REQUIRED WORK :: Print out each entry below exactly, please.

=-=-=-=-=

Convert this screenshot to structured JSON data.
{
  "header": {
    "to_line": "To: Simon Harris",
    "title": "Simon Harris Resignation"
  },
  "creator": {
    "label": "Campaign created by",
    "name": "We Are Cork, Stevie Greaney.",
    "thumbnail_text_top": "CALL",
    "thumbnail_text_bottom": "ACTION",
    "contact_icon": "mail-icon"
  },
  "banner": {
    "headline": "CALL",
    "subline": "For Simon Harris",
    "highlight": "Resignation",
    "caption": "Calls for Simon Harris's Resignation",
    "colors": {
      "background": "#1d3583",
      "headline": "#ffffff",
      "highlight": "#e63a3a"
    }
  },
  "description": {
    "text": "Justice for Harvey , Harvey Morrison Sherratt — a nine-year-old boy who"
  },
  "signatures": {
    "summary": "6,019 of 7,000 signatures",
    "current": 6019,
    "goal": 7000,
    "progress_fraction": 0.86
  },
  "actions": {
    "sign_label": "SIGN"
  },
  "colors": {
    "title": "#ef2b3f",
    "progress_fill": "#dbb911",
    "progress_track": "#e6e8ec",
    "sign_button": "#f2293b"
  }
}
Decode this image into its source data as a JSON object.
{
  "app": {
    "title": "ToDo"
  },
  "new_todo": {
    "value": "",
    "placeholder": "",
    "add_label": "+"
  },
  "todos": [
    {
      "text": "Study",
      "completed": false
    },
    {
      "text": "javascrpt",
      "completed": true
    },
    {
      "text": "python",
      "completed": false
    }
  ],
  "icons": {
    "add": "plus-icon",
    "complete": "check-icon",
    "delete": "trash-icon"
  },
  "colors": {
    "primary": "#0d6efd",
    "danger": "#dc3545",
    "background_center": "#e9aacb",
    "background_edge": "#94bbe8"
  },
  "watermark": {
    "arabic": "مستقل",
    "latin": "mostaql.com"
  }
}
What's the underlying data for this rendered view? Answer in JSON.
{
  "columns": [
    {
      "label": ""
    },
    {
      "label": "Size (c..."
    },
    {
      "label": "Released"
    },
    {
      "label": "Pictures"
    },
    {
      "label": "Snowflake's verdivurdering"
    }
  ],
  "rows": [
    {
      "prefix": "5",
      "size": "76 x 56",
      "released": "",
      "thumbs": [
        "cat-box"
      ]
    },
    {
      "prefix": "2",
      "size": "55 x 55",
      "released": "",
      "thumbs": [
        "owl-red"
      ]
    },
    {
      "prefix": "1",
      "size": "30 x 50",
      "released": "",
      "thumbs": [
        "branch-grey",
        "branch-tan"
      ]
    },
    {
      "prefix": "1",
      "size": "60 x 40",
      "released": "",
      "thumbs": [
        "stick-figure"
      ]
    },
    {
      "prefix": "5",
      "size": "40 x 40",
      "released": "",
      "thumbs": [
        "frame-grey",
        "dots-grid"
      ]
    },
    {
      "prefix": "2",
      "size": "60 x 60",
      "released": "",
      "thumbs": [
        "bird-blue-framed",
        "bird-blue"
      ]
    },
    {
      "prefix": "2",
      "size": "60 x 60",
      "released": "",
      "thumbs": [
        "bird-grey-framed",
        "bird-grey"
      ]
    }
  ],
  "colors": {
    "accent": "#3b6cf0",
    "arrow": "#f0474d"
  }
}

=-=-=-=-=

RESPONSE BOX ::
Convert this screenshot to structured JSON data.
{
  "header": {
    "to_line": "To: Simon Harris",
    "title": "Simon Harris Resignation"
  },
  "creator": {
    "label": "Campaign created by",
    "name": "We Are Cork, Stevie Greaney.",
    "thumbnail_text_top": "CALL",
    "thumbnail_text_bottom": "ACTION",
    "contact_icon": "mail-icon"
  },
  "banner": {
    "headline": "CALL",
    "subline": "For Simon Harris",
    "highlight": "Resignation",
    "caption": "Calls for Simon Harris's Resignation",
    "colors": {
      "background": "#1d3583",
      "headline": "#ffffff",
      "highlight": "#e63a3a"
    }
  },
  "description": {
    "text": "Justice for Harvey , Harvey Morrison Sherratt — a nine-year-old boy who"
  },
  "signatures": {
    "summary": "6,019 of 7,000 signatures",
    "current": 6019,
    "goal": 7000,
    "progress_fraction": 0.86
  },
  "actions": {
    "sign_label": "SIGN"
  },
  "colors": {
    "title": "#ef2b3f",
    "progress_fill": "#dbb911",
    "progress_track": "#e6e8ec",
    "sign_button": "#f2293b"
  }
}
Decode this image into its source data as a JSON object.
{
  "app": {
    "title": "ToDo"
  },
  "new_todo": {
    "value": "",
    "placeholder": "",
    "add_label": "+"
  },
  "todos": [
    {
      "text": "Study",
      "completed": false
    },
    {
      "text": "javascrpt",
      "completed": true
    },
    {
      "text": "python",
      "completed": false
    }
  ],
  "icons": {
    "add": "plus-icon",
    "complete": "check-icon",
    "delete": "trash-icon"
  },
  "colors": {
    "primary": "#0d6efd",
    "danger": "#dc3545",
    "background_center": "#e9aacb",
    "background_edge": "#94bbe8"
  },
  "watermark": {
    "arabic": "مستقل",
    "latin": "mostaql.com"
  }
}
What's the underlying data for this rendered view? Answer in JSON.
{
  "columns": [
    {
      "label": ""
    },
    {
      "label": "Size (c..."
    },
    {
      "label": "Released"
    },
    {
      "label": "Pictures"
    },
    {
      "label": "Snowflake's verdivurdering"
    }
  ],
  "rows": [
    {
      "prefix": "5",
      "size": "76 x 56",
      "released": "",
      "thumbs": [
        "cat-box"
      ]
    },
    {
      "prefix": "2",
      "size": "55 x 55",
      "released": "",
      "thumbs": [
        "owl-red"
      ]
    },
    {
      "prefix": "1",
      "size": "30 x 50",
      "released": "",
      "thumbs": [
        "branch-grey",
        "branch-tan"
      ]
    },
    {
      "prefix": "1",
      "size": "60 x 40",
      "released": "",
      "thumbs": [
        "stick-figure"
      ]
    },
    {
      "prefix": "5",
      "size": "40 x 40",
      "released": "",
      "thumbs": [
        "frame-grey",
        "dots-grid"
      ]
    },
    {
      "prefix": "2",
      "size": "60 x 60",
      "released": "",
      "thumbs": [
        "bird-blue-framed",
        "bird-blue"
      ]
    },
    {
      "prefix": "2",
      "size": "60 x 60",
      "released": "",
      "thumbs": [
        "bird-grey-framed",
        "bird-grey"
      ]
    }
  ],
  "colors": {
    "accent": "#3b6cf0",
    "arrow": "#f0474d"
  }
}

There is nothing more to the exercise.